EXERCISE => In the copy you make, keep each entry exactly as it is and leave out all images.

=== GIVEN DATA ===

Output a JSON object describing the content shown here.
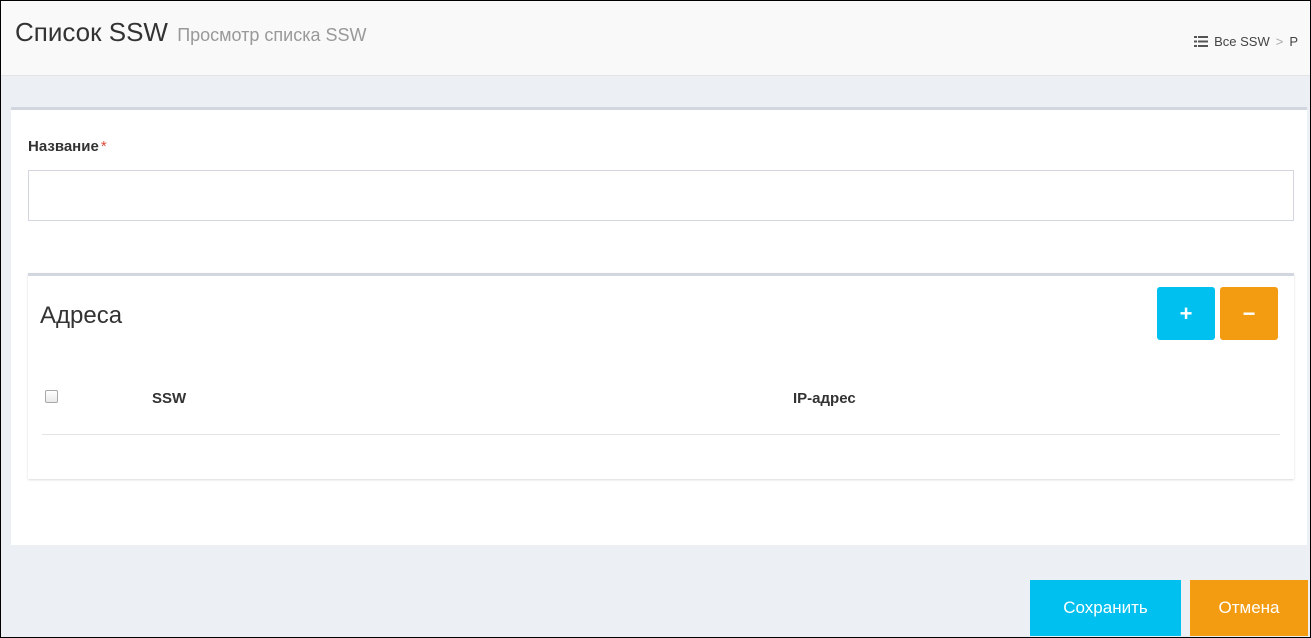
{
  "header": {
    "title": "Список SSW",
    "subtitle": "Просмотр списка SSW",
    "breadcrumb": [
      {
        "icon": "list-icon",
        "label": "Все SSW"
      },
      {
        "label": "Р"
      }
    ]
  },
  "form": {
    "name_label": "Название",
    "required_mark": "*",
    "name_value": ""
  },
  "addresses": {
    "title": "Адреса",
    "add_label": "+",
    "remove_label": "−",
    "columns": [
      "SSW",
      "IP-адрес"
    ],
    "rows": []
  },
  "actions": {
    "save_label": "Сохранить",
    "cancel_label": "Отмена"
  },
  "colors": {
    "info": "#00c0ef",
    "warning": "#f39c12",
    "danger": "#dd4b39"
  }
}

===

TASK ANSWER =>
Output a JSON object describing the content shown here.
{
  "header": {
    "title": "Список SSW",
    "subtitle": "Просмотр списка SSW",
    "breadcrumb": [
      {
        "icon": "list-icon",
        "label": "Все SSW"
      },
      {
        "label": "Р"
      }
    ]
  },
  "form": {
    "name_label": "Название",
    "required_mark": "*",
    "name_value": ""
  },
  "addresses": {
    "title": "Адреса",
    "add_label": "+",
    "remove_label": "−",
    "columns": [
      "SSW",
      "IP-адрес"
    ],
    "rows": []
  },
  "actions": {
    "save_label": "Сохранить",
    "cancel_label": "Отмена"
  },
  "colors": {
    "info": "#00c0ef",
    "warning": "#f39c12",
    "danger": "#dd4b39"
  }
}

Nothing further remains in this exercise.